[Record extracts]:
------------------------------------------------

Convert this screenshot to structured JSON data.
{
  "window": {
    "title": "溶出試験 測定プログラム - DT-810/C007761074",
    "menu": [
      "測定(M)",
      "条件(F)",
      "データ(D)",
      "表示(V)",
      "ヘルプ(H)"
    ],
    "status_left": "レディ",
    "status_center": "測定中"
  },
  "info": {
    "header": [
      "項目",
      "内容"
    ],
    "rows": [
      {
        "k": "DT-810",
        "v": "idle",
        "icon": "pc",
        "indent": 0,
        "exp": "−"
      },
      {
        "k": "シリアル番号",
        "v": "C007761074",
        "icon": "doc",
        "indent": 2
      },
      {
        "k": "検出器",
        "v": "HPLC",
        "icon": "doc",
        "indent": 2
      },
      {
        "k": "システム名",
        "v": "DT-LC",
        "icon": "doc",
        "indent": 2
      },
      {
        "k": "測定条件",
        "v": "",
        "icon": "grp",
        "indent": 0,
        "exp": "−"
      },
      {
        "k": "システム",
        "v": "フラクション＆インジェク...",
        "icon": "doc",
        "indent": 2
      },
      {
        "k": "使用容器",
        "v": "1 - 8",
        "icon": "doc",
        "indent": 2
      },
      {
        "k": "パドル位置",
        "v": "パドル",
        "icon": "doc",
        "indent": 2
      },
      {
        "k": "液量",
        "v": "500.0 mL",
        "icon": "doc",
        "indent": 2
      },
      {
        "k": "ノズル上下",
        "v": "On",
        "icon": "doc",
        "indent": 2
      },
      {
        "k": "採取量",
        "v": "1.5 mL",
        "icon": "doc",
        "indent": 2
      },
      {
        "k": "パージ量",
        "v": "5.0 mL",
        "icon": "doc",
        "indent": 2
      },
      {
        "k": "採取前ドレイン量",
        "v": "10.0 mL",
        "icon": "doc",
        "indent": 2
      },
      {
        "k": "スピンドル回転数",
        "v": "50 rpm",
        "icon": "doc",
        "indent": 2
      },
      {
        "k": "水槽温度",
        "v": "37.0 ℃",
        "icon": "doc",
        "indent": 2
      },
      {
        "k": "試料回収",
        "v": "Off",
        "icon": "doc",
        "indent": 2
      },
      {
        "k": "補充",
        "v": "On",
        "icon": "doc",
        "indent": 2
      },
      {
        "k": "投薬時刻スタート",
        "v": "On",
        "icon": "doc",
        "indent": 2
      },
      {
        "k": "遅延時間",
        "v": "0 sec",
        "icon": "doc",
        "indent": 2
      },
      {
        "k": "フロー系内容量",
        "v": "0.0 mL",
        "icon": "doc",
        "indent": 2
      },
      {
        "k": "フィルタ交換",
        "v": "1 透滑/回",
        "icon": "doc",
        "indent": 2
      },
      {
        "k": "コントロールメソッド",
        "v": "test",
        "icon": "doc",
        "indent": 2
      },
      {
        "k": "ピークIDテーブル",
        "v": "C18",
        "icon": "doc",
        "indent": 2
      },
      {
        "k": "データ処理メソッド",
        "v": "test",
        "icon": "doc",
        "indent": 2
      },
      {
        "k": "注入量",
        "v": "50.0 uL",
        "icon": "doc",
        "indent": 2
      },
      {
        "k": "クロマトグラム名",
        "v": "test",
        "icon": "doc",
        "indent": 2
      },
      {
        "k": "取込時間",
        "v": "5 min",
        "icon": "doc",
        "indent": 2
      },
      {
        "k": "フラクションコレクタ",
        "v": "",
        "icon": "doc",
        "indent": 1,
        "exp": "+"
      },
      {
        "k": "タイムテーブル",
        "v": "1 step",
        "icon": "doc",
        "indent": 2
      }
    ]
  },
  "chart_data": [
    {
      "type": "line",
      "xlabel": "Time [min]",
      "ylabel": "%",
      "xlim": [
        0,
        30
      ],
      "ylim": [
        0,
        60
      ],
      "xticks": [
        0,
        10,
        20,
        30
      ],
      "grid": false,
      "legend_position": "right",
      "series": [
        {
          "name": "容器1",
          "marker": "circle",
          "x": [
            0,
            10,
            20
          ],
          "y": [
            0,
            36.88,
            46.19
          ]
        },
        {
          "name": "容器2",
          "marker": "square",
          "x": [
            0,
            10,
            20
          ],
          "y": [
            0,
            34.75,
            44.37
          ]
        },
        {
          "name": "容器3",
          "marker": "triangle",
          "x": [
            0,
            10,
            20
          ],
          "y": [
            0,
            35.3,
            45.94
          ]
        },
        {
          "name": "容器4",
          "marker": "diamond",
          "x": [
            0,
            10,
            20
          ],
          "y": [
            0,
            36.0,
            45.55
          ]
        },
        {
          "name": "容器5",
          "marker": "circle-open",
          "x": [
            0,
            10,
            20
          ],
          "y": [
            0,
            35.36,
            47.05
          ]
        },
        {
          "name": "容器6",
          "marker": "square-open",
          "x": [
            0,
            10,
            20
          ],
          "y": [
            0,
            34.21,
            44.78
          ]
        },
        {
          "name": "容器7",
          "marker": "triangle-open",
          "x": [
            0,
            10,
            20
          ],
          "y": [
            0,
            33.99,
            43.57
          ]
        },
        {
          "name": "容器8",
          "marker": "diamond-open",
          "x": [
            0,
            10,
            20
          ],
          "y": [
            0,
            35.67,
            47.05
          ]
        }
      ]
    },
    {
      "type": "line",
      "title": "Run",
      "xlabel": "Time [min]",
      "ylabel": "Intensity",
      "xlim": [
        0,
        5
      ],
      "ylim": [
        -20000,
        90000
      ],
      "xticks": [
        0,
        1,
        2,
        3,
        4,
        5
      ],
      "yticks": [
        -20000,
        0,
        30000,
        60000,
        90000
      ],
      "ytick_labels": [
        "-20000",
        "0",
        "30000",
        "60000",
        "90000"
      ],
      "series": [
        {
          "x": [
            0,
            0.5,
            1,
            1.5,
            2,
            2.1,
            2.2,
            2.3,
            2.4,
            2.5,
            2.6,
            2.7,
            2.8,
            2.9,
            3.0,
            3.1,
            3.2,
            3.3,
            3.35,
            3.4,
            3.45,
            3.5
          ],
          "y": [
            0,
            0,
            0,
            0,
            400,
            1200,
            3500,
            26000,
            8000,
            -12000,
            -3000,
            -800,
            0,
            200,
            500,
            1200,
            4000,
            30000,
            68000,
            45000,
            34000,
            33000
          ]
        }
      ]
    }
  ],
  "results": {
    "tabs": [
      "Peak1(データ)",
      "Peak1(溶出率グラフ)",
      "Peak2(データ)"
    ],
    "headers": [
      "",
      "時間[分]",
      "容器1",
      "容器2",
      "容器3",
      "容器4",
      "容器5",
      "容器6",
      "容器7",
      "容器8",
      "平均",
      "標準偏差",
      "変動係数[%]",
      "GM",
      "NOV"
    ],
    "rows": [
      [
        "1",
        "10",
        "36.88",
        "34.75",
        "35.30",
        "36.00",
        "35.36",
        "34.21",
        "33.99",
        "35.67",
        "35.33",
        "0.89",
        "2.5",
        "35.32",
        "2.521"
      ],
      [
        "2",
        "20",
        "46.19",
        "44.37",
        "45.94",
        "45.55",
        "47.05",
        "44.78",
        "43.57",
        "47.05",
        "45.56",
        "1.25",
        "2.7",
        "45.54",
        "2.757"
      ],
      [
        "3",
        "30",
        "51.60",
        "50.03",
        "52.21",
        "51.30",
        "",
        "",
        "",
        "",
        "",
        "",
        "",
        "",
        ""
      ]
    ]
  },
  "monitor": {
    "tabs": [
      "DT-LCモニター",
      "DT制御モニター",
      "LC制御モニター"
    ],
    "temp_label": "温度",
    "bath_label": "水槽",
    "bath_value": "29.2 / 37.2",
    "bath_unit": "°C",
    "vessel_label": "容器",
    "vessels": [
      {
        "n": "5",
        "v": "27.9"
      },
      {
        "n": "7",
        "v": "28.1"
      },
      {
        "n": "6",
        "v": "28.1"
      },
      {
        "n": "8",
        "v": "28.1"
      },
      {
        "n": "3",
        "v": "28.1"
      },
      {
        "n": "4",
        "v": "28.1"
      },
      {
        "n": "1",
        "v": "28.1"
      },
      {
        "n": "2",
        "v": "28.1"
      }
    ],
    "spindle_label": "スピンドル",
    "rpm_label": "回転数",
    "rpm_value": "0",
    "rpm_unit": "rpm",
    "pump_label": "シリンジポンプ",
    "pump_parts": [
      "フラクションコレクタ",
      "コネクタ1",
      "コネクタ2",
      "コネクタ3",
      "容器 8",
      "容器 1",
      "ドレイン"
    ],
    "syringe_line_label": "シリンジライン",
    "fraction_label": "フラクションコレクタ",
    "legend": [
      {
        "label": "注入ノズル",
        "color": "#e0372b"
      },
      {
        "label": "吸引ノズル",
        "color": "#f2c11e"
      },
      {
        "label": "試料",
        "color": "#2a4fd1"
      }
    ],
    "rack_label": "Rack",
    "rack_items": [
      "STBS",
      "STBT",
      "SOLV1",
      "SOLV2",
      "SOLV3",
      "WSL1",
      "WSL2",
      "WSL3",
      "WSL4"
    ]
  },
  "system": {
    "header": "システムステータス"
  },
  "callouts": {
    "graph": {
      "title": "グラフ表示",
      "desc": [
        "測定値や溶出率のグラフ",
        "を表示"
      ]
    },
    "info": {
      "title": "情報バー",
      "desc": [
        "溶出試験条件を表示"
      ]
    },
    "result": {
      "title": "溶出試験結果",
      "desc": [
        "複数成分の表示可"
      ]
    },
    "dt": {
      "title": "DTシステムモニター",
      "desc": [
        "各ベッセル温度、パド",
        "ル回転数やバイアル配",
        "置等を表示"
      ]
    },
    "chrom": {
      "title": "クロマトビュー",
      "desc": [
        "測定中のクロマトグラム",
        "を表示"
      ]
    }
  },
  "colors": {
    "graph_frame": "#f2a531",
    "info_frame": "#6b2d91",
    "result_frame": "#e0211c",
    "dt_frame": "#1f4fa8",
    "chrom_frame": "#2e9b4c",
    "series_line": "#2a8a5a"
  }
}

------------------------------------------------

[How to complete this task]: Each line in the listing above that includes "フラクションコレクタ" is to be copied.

[Final answer]:
        "k": "フラクションコレクタ",
      "フラクションコレクタ",
    "fraction_label": "フラクションコレクタ",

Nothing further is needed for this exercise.